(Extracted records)
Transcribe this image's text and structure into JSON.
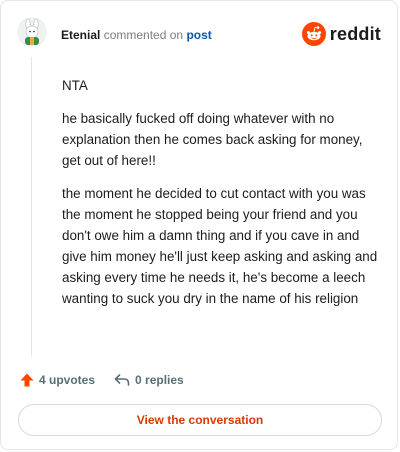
{
  "header": {
    "author": "Etenial",
    "action_text": "commented on",
    "post_link": "post",
    "logo_word": "reddit",
    "logo_icon": "reddit-snoo-icon",
    "accent_color": "#ff4500"
  },
  "comment": {
    "paragraphs": [
      "NTA",
      "he basically fucked off doing whatever with no explanation then he comes back asking for money, get out of here!!",
      "the moment he decided to cut contact with you was the moment he stopped being your friend and you don't owe him a damn thing and if you cave in and give him money he'll just keep asking and asking and asking every time he needs it, he's become a leech wanting to suck you dry in the name of his religion"
    ]
  },
  "actions": {
    "upvotes": "4 upvotes",
    "upvote_icon": "upvote-arrow-icon",
    "replies": "0 replies",
    "reply_icon": "reply-arrow-icon"
  },
  "footer": {
    "view_button": "View the conversation"
  }
}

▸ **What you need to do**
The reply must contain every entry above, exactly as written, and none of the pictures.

▸ **Written answer**
Transcribe this image's text and structure into JSON.
{
  "header": {
    "author": "Etenial",
    "action_text": "commented on",
    "post_link": "post",
    "logo_word": "reddit",
    "logo_icon": "reddit-snoo-icon",
    "accent_color": "#ff4500"
  },
  "comment": {
    "paragraphs": [
      "NTA",
      "he basically fucked off doing whatever with no explanation then he comes back asking for money, get out of here!!",
      "the moment he decided to cut contact with you was the moment he stopped being your friend and you don't owe him a damn thing and if you cave in and give him money he'll just keep asking and asking and asking every time he needs it, he's become a leech wanting to suck you dry in the name of his religion"
    ]
  },
  "actions": {
    "upvotes": "4 upvotes",
    "upvote_icon": "upvote-arrow-icon",
    "replies": "0 replies",
    "reply_icon": "reply-arrow-icon"
  },
  "footer": {
    "view_button": "View the conversation"
  }
}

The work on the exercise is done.